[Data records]
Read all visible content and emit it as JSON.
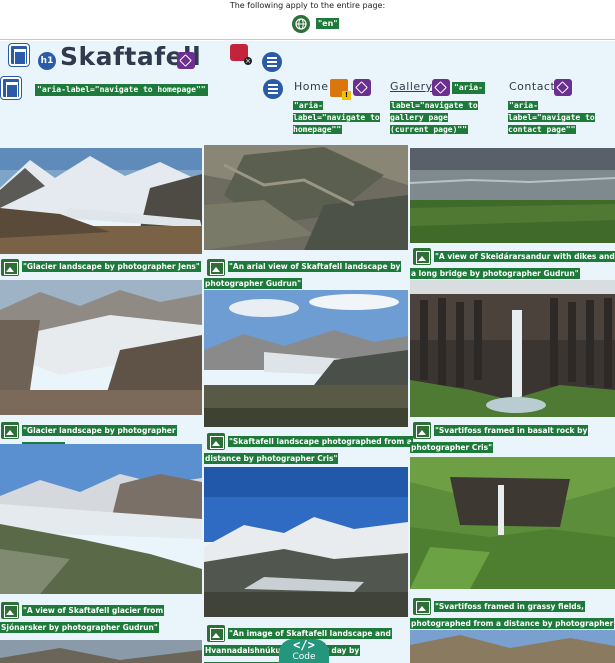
{
  "top": {
    "notice": "The following apply to the entire page:",
    "lang": "\"en\""
  },
  "header": {
    "title": "Skaftafell",
    "home_aria": "\"aria-label=\"navigate to homepage\"\"",
    "nav": [
      {
        "label": "Home",
        "aria": "\"aria-label=\"navigate to homepage\"\""
      },
      {
        "label": "Gallery",
        "aria_tag": "\"aria-",
        "aria": "label=\"navigate to gallery page (current page)\"\""
      },
      {
        "label": "Contact",
        "aria": "\"aria-label=\"navigate to contact page\"\""
      }
    ]
  },
  "gallery": {
    "captions": [
      "\"Glacier landscape by photographer Jens\"",
      "\"An arial view of Skaftafell landscape by photographer Gudrun\"",
      "\"A view of Skeidárarsandur with dikes and a long bridge by photographer Gudrun\"",
      "\"Glacier landscape by photographer Wopstah\"",
      "\"Skaftafell landscape photographed from a distance by photographer Cris\"",
      "\"Svartifoss framed in basalt rock by photographer Cris\"",
      "\"A view of Skaftafell glacier from Sjónarsker by photographer Gudrun\"",
      "\"Svartifoss framed in grassy fields, photographed from a distance by photographer Ronile\"",
      "\"An image of Skaftafell landscape and Hvannadalshnúkur on a clear day by photographer Gudrun\""
    ]
  },
  "code_button": {
    "symbol": "</>",
    "label": "Code"
  },
  "colors": {
    "annotation_green": "#1e7a3a",
    "header_bg": "#eaf5fb",
    "title": "#2f3b4c",
    "accent_blue": "#2b5ba8",
    "tag_purple": "#6a2f8f"
  }
}
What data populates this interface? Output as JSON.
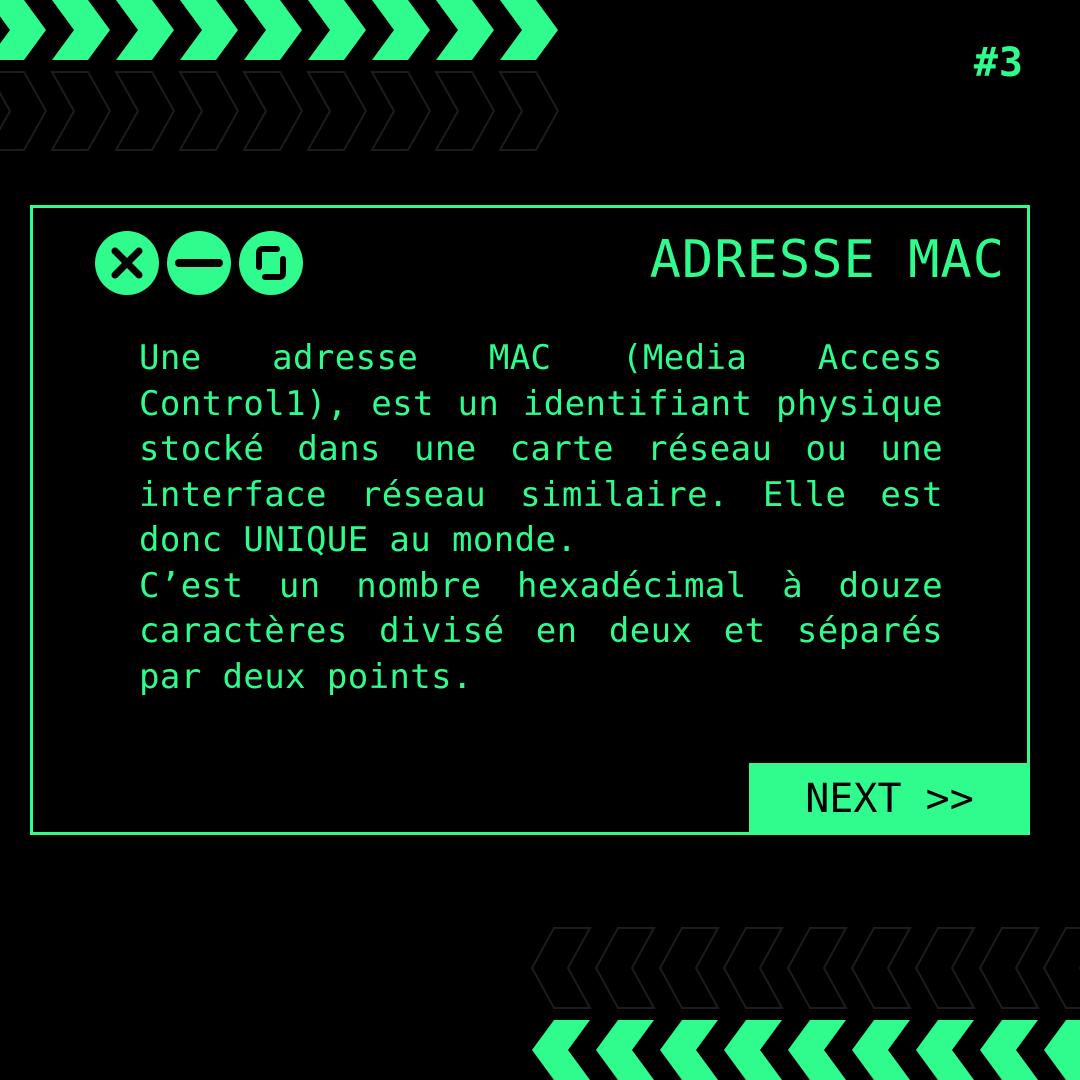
{
  "slide_number": "#3",
  "window": {
    "title": "ADRESSE MAC",
    "controls": [
      "close-icon",
      "minimize-icon",
      "restore-icon"
    ],
    "paragraphs": [
      "Une adresse MAC (Media Access Control1), est un identifiant physique stocké dans une carte réseau ou une interface réseau similaire. Elle est donc UNIQUE au monde.",
      "C’est un nombre hexadécimal à douze caractères divisé en deux et séparés par deux points."
    ],
    "next_label": "NEXT >>"
  },
  "colors": {
    "accent": "#2ffc8c",
    "background": "#000000",
    "decor_outline": "#1c1c1c"
  }
}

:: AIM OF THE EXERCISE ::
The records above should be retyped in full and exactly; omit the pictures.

:: RESPONSE ::
Read all visible content and emit it as JSON.
{
  "top": {
    "notice": "The following apply to the entire page:",
    "lang": "\"en\""
  },
  "header": {
    "title": "Skaftafell",
    "home_aria": "\"aria-label=\"navigate to homepage\"\"",
    "nav": [
      {
        "label": "Home",
        "aria": "\"aria-label=\"navigate to homepage\"\""
      },
      {
        "label": "Gallery",
        "aria_tag": "\"aria-",
        "aria": "label=\"navigate to gallery page (current page)\"\""
      },
      {
        "label": "Contact",
        "aria": "\"aria-label=\"navigate to contact page\"\""
      }
    ]
  },
  "gallery": {
    "captions": [
      "\"Glacier landscape by photographer Jens\"",
      "\"An arial view of Skaftafell landscape by photographer Gudrun\"",
      "\"A view of Skeidárarsandur with dikes and a long bridge by photographer Gudrun\"",
      "\"Glacier landscape by photographer Wopstah\"",
      "\"Skaftafell landscape photographed from a distance by photographer Cris\"",
      "\"Svartifoss framed in basalt rock by photographer Cris\"",
      "\"A view of Skaftafell glacier from Sjónarsker by photographer Gudrun\"",
      "\"Svartifoss framed in grassy fields, photographed from a distance by photographer Ronile\"",
      "\"An image of Skaftafell landscape and Hvannadalshnúkur on a clear day by photographer Gudrun\""
    ]
  },
  "code_button": {
    "symbol": "</>",
    "label": "Code"
  },
  "colors": {
    "annotation_green": "#1e7a3a",
    "header_bg": "#eaf5fb",
    "title": "#2f3b4c",
    "accent_blue": "#2b5ba8",
    "tag_purple": "#6a2f8f"
  }
}
What data populates this interface? Output as JSON.
{
  "slide_number": "#3",
  "window": {
    "title": "ADRESSE MAC",
    "controls": [
      "close-icon",
      "minimize-icon",
      "restore-icon"
    ],
    "paragraphs": [
      "Une adresse MAC (Media Access Control1), est un identifiant physique stocké dans une carte réseau ou une interface réseau similaire. Elle est donc UNIQUE au monde.",
      "C’est un nombre hexadécimal à douze caractères divisé en deux et séparés par deux points."
    ],
    "next_label": "NEXT >>"
  },
  "colors": {
    "accent": "#2ffc8c",
    "background": "#000000",
    "decor_outline": "#1c1c1c"
  }
}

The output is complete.